Written by Chris Taylor
“Commons Not Capitalism.” So read a banner hanging prominently at Dilworth Plaza on day one of Occupy Philly. Like most banners, it was unsigned, it had no author, and thus I did not know whom to thank for relieving me of my hesitations regarding Occupy.
I was hesitant to support Occupy due to the early rhetoric by which it gained national attention. The movement’s critical targeting of corporate capitalism, finance capital, and “money in politics” implied a reformist politics that refused to un-think the organizing suppositions of (neo)liberal parliamentary capitalism. But, as is well known now, Occupy has always been far more radical in what it does than in what it says. The actions that characterize Occupy (e.g., seizing land, generating forms of participatory democracy, securing subsistence needs) draw on a repertoire of practices that, developed across large swaths of time and space, has become the historical commons of anti-capitalist movements.
By giving a name to what we were doing, the anonymously-authored banner declared that our mode of being-together had a more radical positivity than our reformist critiques would lead one to believe. It achieved this positivity by citation, by revealing Occupy’s indebtedness to and involvement in a common history of the commons, a history without proper names that is eminently difficult to cite.

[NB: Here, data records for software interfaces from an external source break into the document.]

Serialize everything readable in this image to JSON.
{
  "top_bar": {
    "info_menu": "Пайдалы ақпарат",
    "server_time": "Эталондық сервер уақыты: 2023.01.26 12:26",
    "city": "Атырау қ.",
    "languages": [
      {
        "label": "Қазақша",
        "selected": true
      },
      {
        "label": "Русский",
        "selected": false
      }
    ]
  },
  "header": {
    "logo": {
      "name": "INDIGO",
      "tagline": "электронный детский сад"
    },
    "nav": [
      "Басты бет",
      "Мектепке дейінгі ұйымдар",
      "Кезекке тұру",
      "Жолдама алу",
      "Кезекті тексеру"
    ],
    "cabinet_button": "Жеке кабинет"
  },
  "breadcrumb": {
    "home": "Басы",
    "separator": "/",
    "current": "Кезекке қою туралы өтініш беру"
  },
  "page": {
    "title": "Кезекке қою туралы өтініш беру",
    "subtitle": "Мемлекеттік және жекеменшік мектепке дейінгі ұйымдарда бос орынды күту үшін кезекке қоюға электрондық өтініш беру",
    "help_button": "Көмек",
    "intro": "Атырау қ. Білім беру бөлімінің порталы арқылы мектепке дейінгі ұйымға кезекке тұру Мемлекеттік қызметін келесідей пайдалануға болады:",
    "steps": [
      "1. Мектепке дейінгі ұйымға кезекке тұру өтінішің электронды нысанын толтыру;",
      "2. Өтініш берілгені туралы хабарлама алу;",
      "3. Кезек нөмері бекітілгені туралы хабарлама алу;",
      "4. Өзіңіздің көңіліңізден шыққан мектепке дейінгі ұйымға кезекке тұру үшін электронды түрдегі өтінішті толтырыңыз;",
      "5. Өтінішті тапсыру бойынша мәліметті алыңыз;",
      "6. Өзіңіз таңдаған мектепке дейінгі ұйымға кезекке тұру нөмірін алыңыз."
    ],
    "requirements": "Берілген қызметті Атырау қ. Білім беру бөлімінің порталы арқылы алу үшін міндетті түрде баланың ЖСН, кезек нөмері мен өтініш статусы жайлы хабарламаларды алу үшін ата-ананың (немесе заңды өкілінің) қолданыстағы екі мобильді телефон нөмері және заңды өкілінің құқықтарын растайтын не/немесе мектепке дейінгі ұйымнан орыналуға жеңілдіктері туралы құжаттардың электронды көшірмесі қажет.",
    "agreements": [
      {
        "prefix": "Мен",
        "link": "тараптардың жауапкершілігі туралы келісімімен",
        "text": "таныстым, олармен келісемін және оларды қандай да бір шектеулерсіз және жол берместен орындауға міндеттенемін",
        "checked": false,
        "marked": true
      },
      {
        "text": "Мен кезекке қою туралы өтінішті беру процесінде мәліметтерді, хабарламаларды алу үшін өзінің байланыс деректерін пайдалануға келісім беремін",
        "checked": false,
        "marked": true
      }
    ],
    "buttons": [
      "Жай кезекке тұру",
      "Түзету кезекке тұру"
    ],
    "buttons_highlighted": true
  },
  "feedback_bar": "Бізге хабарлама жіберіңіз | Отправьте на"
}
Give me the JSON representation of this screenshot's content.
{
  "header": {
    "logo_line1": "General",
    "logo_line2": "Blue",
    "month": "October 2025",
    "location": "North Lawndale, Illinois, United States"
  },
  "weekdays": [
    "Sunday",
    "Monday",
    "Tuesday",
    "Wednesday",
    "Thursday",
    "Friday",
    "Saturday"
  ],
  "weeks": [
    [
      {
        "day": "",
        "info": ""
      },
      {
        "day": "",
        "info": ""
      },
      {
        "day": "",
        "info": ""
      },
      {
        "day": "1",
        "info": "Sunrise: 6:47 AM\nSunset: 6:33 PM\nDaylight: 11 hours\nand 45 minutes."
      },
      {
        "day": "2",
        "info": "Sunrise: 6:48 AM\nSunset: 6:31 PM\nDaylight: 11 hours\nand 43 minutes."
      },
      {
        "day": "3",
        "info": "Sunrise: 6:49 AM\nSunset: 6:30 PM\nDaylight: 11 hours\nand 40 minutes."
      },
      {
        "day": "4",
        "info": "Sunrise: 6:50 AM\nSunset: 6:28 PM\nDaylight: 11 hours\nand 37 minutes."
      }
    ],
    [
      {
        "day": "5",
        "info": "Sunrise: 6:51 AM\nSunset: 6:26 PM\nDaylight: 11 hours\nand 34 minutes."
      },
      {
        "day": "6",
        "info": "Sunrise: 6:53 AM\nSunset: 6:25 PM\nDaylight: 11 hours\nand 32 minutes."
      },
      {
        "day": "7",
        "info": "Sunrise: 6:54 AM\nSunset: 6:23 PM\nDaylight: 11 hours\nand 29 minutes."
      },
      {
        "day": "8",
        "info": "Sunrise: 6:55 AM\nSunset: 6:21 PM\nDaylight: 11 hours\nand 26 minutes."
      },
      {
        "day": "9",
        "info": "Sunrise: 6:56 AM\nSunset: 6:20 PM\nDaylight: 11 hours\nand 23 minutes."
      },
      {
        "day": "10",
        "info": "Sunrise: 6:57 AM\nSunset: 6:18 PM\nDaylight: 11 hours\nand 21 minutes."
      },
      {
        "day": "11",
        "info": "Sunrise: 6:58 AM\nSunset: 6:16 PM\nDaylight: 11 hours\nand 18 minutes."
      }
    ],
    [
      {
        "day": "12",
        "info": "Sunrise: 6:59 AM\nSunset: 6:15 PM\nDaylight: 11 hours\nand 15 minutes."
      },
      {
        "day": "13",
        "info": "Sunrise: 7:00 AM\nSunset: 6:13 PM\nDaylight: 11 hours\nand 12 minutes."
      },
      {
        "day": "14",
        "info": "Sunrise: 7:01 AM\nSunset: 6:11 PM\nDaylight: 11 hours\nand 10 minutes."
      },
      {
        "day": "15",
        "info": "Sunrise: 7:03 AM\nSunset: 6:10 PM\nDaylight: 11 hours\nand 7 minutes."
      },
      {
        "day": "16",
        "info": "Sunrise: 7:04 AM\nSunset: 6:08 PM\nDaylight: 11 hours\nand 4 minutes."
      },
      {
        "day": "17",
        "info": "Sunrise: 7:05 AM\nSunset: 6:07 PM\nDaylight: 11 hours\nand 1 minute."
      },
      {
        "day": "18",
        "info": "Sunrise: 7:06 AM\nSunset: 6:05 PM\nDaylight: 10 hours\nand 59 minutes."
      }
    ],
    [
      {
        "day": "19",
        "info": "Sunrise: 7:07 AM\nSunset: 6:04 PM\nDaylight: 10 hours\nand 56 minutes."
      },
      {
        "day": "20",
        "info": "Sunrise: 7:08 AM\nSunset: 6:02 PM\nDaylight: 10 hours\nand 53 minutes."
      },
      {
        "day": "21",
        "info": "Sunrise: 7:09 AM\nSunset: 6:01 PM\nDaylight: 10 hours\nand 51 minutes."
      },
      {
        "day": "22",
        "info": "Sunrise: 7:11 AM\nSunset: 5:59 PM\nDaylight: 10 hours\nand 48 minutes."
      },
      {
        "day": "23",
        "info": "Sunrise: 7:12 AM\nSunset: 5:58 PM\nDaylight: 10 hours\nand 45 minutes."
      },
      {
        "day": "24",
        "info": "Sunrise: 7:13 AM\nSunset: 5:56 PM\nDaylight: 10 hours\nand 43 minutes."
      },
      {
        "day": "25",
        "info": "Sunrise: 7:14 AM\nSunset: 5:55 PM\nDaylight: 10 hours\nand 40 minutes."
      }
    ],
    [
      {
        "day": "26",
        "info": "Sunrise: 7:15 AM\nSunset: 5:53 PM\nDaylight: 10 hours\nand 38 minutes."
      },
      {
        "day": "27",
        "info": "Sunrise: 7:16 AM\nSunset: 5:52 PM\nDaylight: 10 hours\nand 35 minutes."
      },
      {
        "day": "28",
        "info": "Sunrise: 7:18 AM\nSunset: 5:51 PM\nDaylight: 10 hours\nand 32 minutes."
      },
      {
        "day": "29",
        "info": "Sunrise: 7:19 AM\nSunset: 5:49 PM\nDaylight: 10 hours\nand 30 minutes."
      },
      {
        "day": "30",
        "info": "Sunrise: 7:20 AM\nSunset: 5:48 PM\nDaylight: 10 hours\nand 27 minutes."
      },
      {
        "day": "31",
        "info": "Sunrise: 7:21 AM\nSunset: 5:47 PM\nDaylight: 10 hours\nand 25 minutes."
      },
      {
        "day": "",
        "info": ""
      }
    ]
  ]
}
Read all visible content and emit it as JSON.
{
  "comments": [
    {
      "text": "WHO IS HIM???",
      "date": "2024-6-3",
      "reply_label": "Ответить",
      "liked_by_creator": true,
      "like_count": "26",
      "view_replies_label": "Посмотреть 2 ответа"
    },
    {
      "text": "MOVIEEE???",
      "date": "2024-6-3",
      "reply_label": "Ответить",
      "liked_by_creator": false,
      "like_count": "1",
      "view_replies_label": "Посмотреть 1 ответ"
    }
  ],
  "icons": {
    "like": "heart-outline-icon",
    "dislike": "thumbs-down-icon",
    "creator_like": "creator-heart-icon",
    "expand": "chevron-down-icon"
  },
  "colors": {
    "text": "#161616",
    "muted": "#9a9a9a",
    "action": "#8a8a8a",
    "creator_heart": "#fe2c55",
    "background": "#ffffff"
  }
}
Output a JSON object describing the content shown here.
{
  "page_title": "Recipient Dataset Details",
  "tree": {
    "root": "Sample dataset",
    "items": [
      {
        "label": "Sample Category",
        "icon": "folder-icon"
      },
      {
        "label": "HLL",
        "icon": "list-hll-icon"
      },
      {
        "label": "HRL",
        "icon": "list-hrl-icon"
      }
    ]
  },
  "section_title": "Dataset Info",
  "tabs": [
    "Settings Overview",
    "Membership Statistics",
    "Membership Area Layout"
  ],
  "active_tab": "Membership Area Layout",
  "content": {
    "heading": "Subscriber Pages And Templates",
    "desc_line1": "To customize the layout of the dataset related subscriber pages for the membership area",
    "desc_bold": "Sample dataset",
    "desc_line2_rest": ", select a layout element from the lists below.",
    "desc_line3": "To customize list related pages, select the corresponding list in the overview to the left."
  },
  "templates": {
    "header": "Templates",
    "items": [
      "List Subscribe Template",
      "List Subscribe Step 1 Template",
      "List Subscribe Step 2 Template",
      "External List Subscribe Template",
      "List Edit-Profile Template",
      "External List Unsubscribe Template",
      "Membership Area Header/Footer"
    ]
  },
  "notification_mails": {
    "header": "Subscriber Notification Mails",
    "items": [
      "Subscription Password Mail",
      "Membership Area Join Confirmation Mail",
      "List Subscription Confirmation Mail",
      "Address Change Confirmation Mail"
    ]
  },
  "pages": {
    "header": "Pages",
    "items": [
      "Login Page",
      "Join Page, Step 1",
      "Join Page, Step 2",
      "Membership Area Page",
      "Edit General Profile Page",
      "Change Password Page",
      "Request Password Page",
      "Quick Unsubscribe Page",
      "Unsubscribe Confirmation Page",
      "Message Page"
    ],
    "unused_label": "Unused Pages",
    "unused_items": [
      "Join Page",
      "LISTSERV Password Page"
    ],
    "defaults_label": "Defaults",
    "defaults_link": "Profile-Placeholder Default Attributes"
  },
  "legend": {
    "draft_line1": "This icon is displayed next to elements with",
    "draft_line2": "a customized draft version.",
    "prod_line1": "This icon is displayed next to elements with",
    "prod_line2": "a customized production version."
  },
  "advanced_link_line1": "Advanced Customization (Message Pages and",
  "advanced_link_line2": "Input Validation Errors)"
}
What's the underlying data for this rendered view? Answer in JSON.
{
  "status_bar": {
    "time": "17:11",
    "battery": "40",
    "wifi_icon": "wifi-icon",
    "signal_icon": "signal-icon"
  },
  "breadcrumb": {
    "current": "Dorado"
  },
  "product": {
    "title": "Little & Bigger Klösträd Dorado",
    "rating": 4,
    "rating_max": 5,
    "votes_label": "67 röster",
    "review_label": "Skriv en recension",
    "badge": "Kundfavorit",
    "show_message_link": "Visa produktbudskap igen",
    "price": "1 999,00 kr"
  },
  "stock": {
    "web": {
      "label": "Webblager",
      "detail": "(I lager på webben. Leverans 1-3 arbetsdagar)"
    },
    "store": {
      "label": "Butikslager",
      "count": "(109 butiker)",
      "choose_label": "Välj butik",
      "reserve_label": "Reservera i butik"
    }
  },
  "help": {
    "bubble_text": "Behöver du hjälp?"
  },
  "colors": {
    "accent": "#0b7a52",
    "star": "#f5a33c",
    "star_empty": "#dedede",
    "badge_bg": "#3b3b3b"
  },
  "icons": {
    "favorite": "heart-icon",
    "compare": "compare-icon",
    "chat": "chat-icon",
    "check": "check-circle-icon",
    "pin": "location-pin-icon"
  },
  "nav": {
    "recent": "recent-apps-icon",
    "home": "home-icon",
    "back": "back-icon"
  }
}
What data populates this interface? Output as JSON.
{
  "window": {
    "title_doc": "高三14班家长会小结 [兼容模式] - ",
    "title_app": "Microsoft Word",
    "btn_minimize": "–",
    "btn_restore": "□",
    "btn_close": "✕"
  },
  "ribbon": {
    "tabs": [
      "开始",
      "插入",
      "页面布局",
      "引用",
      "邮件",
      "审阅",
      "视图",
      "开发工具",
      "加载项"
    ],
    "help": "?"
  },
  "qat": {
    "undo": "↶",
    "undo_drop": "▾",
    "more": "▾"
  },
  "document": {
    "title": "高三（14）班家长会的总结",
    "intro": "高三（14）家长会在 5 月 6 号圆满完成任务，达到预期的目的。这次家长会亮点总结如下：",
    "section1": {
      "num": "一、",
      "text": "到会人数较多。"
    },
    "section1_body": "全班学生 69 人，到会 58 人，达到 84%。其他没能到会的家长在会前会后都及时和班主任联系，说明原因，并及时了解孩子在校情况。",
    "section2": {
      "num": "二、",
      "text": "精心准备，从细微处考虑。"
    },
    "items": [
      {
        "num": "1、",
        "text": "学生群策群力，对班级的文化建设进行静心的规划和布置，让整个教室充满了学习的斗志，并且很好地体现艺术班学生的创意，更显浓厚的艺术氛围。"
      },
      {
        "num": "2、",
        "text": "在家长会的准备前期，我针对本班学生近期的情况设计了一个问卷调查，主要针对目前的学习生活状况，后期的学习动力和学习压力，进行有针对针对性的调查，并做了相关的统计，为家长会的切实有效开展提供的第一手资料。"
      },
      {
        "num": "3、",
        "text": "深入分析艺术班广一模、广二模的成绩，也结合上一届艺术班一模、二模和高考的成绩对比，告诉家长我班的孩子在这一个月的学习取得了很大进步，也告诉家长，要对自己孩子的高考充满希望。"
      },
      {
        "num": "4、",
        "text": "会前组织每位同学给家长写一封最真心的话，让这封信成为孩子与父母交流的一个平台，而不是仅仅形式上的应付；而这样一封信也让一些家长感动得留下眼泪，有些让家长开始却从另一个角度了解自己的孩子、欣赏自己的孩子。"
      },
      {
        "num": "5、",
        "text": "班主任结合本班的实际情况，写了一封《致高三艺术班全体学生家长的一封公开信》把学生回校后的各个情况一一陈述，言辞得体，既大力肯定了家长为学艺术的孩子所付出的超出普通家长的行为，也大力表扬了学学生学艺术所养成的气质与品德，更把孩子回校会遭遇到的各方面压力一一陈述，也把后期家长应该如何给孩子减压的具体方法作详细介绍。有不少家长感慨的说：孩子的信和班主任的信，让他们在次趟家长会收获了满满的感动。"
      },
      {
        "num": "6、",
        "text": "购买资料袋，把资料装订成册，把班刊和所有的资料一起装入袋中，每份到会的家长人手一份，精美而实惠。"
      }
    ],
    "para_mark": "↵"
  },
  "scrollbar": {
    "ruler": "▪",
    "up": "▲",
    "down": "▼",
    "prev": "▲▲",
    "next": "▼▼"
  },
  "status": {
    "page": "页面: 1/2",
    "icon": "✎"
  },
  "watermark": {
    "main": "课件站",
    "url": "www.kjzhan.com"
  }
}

That the slogan “Commons, Not Capitalism” cites an entire history of the commons is worth keeping in mind, for focusing on the history of the commons should make us more careful and cautious about our contemporary investments in the commons. I focus on the historical dimensions of the commons for two reasons. First, contemporary commons theory tends to be presentist, insofar as particular aspects of our historical conjunction explicitly and implicitly function as the condition of possibility for neo-commoning efforts. One implicit condition for the eruption of commons theory is the historical and ideological collapse of the Communist project. On one hand, the collapse of the USSR led to the untrammeled financialization and neoliberal privatization of the globe; we began thinking of the commons at a moment when they began (once more) disappearing. On the other hand, the collapse of the ideological project of Communism (and, for many, Marxism) required anti-capitalist activists to find a new grammar of revolt. Our new commons theory is post-Communist and mostly post-Marxist—and we must consider whether our investment in the commons is not implicitly a concession to the neoliberal order of things. (The phrase, “Private enterprise can flourish alongside a healthy commons sector” suggests as much….)
Here, the technological production of a post-Fordist “general intellect” (more Marx) means that capitalism is actually producing a neo-commons. The commons are actually immanent to capitalism; intellectual, social, and technological commons serve as the substrate of the capitalist valorization processes. We see, then, that the binary opposition established by the slogan “Commons, Not Capitalism” is a bit flat-footed. Commoning might not get us out of capitalism—it might entrench us more firmly within it.
My second reason for wanting to attend to the historical dimensions of the commons relates to the uneasy relationship between commons and capitalism. As a slogan, “Commons, Not Capitalism” implies not simply an orientation toward the future but an approach to the past. It assembles history as a struggle between these two isolated characters, Commons and Capitalism. The utopian desire of such historiography is one of transcendence, where the Commons finally negates the Goliath of Capitalism. This mode of narration is romantic—and many social histories of the commons have indeed been exhilarating romances. In itself, romance is not bad, and I’ll take a romance of the commons over a tragedy of the commons every time.
But to ascribe an overwhelming politico-ethical value to the commons—as romantic narrations will—is to elide the fact that “the commons” does not imply a single ethic or a single politics, and that, indeed, the commons as such can proliferate and promote unethical and anti-political activities. The commons, commoning: these do not name politico-ethical practices that are overwhelmingly and obviously good, so much as they name new sites and scenes in which novel ethico-political problems will emerge and for which a new ethics and a new politics needs to be articulated. Attending to the gendered, heterosexist, and racist functioning of actually-existent commons should help us critically engage with our own utopian desires, and demonstrate that nothing ensures, in advance, that we will have developed ethico-political dispositions adequate to our being-in-common. As we suture our own post-Fordist practices of neo-commoning to archaic histories of anticapitalist commons, we need to be responsible for the fact that the history of the commons has in fact been tragic—not because liberal subjectivity is an ontological condition of humanity, but because we in common have failed to address the ethico-political problem of being-in-common.
The commons intensifies ethico-political questions that arise from being with others. It names a problem, not a cure-all. We need to submit ourselves to the demands of these questions, to consider carefully how varied modalities of being-in-common contain the possibility of perverse tragedy. Capitalism is itself not not being-in-common, but one of the tragic potentialities of the commons. Occupy is an attempt to reverse the tragic destiny that has befallen being-in-common. As we attempt this reversal, we need to keep the question of the commons alive, to not take “the commons” as implying any necessary ethical or political dispositions. The binary opposition implicit in the slogan “Commons, Not Capitalism” will only make sense if we—unlike the irresponsible, unaccountable structures of capitalism—take responsibility for the ethical challenge of being-in-common.